§ **TASK DESCRIPTION**
This exercise asks for every line of the material that includes the word "value".

§ **TASK MATERIAL**
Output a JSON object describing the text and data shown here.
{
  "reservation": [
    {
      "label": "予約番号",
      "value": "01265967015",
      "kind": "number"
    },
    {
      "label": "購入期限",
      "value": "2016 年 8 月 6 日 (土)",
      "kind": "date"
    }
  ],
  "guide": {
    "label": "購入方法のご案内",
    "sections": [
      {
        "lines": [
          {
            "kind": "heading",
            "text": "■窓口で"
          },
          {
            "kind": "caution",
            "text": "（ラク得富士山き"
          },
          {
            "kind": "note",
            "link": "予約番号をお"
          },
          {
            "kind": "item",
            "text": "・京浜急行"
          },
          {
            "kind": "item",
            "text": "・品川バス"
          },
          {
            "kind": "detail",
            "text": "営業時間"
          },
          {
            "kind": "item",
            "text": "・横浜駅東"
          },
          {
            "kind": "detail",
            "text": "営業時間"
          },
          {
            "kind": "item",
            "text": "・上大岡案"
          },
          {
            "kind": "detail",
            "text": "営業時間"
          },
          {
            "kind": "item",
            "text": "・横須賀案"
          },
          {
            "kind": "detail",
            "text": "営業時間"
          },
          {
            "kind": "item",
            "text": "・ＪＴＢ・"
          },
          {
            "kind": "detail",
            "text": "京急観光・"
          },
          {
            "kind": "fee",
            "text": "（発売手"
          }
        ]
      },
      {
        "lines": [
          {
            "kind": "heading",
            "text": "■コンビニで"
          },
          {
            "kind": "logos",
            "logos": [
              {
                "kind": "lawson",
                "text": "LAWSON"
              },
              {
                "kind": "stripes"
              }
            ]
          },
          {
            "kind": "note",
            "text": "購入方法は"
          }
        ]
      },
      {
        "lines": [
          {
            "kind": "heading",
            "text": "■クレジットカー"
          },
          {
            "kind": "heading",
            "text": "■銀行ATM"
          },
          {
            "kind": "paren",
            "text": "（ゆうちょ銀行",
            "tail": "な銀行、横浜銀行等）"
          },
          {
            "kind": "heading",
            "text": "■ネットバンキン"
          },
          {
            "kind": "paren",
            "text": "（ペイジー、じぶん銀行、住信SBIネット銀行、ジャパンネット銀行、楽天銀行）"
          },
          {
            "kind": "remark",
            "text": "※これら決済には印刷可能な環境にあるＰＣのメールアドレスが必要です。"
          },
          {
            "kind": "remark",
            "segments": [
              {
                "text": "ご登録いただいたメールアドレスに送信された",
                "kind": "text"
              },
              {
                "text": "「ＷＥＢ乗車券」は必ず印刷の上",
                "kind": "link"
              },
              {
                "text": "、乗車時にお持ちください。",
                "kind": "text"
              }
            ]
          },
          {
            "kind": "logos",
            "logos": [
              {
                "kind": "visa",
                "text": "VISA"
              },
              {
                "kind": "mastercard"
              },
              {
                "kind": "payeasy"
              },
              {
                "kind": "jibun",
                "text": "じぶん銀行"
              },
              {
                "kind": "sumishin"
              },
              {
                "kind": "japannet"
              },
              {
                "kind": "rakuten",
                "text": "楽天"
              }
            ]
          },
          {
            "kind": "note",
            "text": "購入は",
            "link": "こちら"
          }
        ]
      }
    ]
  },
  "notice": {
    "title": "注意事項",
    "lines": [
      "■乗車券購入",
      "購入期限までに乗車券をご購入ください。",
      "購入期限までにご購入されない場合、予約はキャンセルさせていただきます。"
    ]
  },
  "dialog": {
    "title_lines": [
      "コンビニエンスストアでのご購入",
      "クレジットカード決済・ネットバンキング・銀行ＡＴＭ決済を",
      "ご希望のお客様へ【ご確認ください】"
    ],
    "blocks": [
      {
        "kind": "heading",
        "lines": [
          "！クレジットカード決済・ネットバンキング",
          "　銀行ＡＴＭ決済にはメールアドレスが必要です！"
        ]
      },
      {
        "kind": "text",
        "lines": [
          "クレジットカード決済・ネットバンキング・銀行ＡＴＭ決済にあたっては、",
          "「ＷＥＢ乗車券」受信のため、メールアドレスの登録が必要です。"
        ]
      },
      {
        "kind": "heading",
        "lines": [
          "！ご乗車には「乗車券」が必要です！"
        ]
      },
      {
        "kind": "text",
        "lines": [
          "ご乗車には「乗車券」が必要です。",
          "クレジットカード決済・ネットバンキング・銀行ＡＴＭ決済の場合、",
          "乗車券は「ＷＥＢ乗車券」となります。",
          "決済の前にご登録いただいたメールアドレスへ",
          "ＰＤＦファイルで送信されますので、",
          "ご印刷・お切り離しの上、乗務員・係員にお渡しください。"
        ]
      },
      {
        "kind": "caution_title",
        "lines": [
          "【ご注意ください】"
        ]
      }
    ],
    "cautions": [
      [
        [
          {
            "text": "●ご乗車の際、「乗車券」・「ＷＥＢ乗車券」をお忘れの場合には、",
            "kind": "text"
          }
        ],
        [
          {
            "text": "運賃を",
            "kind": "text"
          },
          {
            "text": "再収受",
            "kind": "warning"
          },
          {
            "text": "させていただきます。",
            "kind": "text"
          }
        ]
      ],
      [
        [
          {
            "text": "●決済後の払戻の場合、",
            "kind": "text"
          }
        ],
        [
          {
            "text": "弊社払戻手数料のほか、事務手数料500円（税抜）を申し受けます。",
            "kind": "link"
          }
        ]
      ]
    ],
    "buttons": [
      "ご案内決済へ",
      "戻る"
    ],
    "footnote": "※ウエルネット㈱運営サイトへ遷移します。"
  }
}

§ **EXERCISE SOLUTION**
      "value": "01265967015",
      "value": "2016 年 8 月 6 日 (土)",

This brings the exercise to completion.